Our paper used global temperature data through 2013 since that was the most recent year in the major global temperature datasets at the time that the paper was submitted. Below I update Figures 2 and 3 from the paper, incorporating the back-to-back record breaking warmth of 2014 and 2015.
Figure 2 updated to include 2014 and 2015.
Figure 3 updated to include 2014 and 2015.
The summary section of our paper stated:
We find that the interdecadal variability in the rate of global warming over the 20th century (i.e., acceleration from ~1910–1940, deceleration until ~1975, acceleration until ~2000) is within the 2.5–97.5% EUN, even if the forced signal is represented as a linear trend, indicating that this observed interdecadal variability in the rate of warming does not necessarily require interdecadal variability in the rate-of-increase of the forced signal.
This statement was about 20th century temperature and thus updates for 2014 and 2015 are somewhat irrelevant.
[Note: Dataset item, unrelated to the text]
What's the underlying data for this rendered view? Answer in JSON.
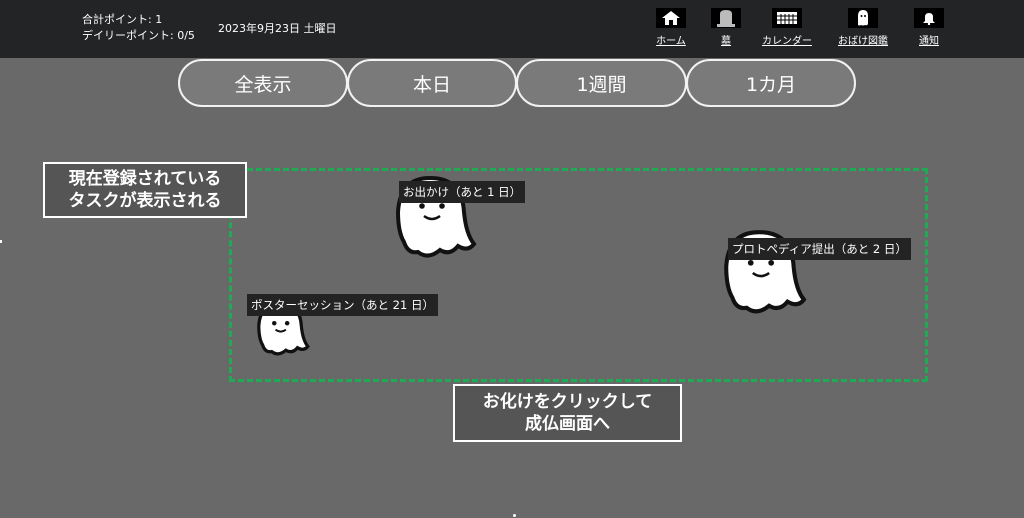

Nevertheless, the updated Figure 2 (bottom left panel) indicates that recent warmth is just now starting to emerge from a linear-trend null hypothesis. This is not to say that a linear trend is the most likely representation of the forced component of variability – it just means that the linear trend forced component can’t quite be ruled out. This is now starting to change as observations move above the 97.5th percentile of the unforced range.
The summary section also stated:
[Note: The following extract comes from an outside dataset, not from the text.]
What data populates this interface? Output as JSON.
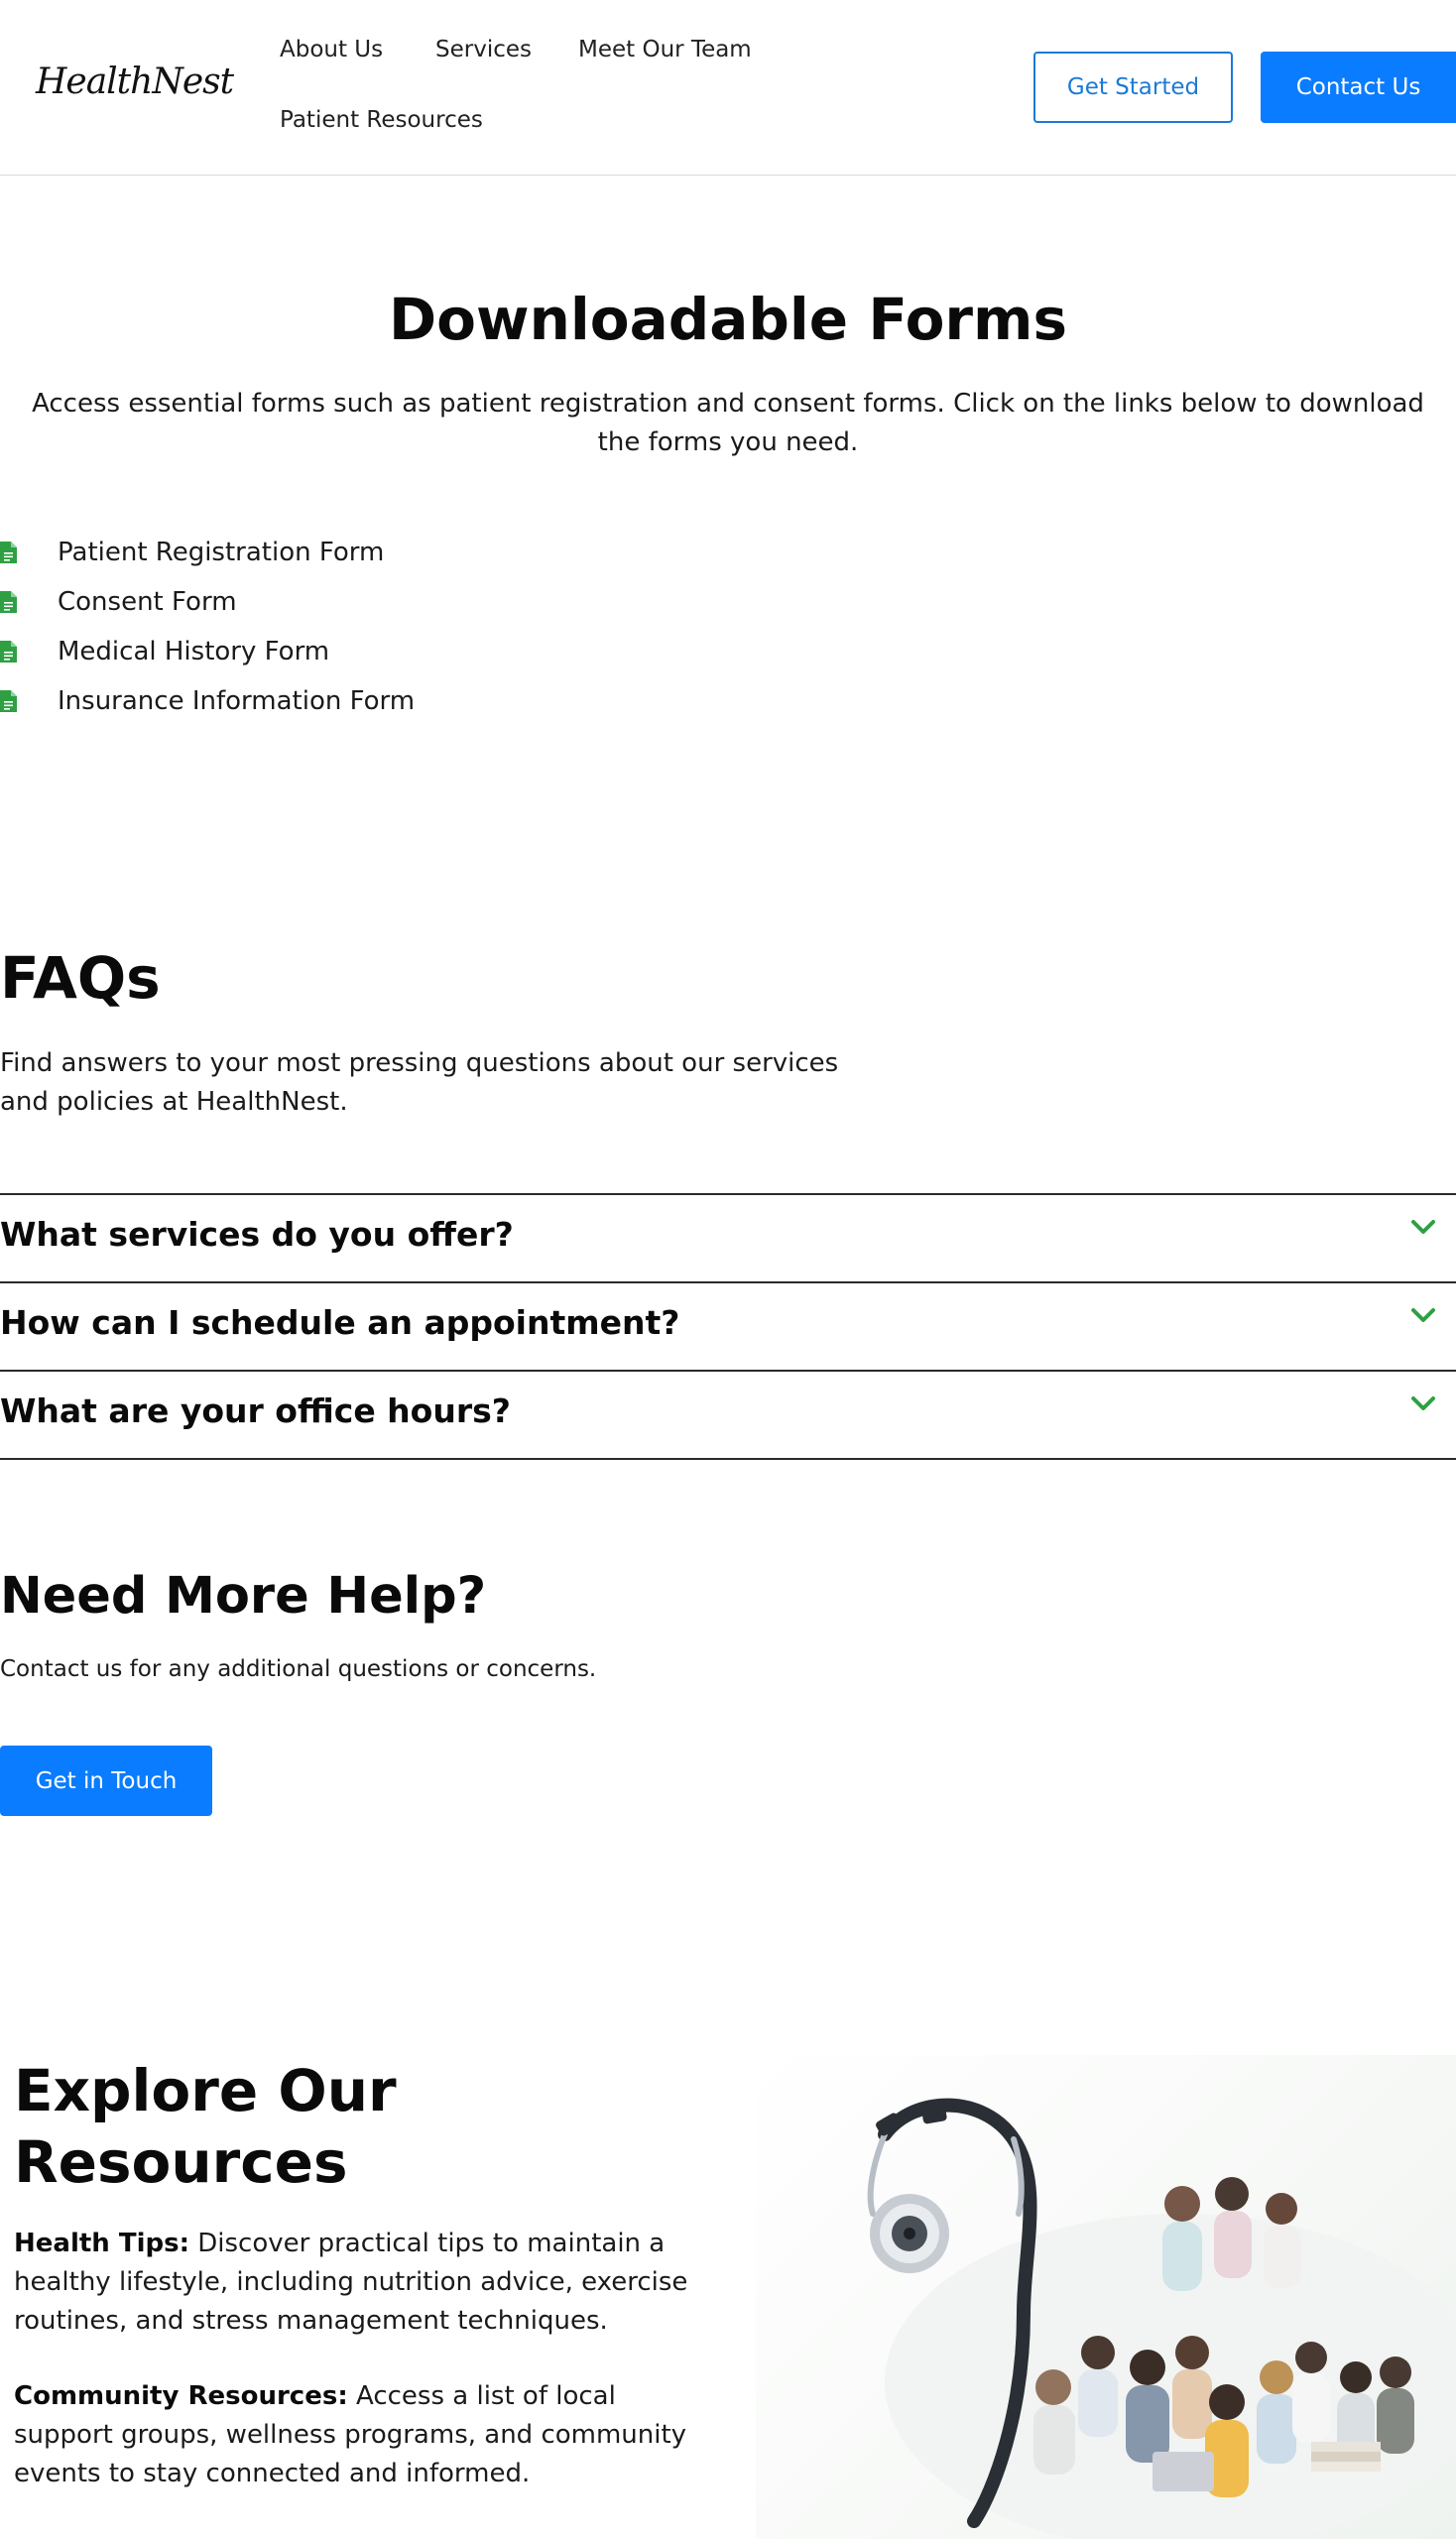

We also find that recently observed GMT values, as well as trends, are near the lower bounds of the EUN for a forced signal corresponding to the RCP 8.5 emissions scenario but that observations are not inconsistent with a forced signal corresponding to the RCP 6.0 emissions scenario.
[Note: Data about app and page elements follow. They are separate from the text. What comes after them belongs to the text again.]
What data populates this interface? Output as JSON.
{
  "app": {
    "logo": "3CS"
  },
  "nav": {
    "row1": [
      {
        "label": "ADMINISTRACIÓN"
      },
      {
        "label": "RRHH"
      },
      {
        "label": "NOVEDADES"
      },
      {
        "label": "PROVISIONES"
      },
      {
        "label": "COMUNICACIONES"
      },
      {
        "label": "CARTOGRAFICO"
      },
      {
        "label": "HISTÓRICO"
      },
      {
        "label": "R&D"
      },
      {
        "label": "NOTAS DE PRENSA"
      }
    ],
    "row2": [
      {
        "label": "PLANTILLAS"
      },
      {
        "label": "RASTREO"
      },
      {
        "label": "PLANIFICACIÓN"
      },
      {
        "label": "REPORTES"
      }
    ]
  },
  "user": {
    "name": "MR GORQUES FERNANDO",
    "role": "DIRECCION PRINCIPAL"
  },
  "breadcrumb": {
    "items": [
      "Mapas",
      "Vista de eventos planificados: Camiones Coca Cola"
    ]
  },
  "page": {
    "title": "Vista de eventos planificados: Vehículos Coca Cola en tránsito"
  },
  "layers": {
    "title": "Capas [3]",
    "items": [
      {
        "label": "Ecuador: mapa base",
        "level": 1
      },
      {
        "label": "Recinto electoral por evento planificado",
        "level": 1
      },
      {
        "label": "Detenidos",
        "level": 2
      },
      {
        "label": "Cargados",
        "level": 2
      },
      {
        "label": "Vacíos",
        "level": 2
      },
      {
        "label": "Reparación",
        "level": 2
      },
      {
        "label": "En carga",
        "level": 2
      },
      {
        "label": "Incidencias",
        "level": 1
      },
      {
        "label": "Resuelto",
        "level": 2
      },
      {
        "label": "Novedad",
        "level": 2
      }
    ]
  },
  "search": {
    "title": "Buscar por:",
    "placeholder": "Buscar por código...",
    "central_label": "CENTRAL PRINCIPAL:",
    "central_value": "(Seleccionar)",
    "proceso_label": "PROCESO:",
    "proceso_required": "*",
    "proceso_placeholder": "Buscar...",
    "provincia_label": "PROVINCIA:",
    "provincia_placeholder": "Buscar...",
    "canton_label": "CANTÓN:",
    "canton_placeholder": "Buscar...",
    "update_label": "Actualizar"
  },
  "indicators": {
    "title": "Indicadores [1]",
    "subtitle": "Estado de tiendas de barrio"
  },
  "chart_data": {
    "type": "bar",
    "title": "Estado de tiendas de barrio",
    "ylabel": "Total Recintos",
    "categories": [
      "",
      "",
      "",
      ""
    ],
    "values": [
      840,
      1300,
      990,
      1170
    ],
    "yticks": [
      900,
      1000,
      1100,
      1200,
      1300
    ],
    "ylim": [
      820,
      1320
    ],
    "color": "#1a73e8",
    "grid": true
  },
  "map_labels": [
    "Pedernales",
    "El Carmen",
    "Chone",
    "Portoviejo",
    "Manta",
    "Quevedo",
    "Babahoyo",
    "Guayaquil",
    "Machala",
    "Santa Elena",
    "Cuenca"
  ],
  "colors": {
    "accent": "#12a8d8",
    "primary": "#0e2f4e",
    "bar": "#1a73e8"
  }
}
Note that we were not making a forecast about how likely the RCP 8.5 emissions scenario was. Instead, we were using the the multi-model mean warming associated with the RCP 8.5 emissions scenario (out to 2050) as a representation of the quickest rate of forced warming that could conceivably be occurring over the recent past (see here and here for further clarification).
The Figure 3 indicates that with the updated data, no trend over the past 25 years falls outside of the 5-95% range for any of the scenarios. The trends over the most recent ~5 years are higher than average for all the scenarios but still well within the range of unforced variability. Over the past 10-20 years, observed trends have been on the lower end of the RCP 8.5 range but closer to the middle of the RCP6.0 range. This indicates that over the past 10-20 years it may be more likely that we have been on a RCP6.0-like warming trajectory than a RCP8.5-like warming trajectory. This is similar to the conclusion of the original study.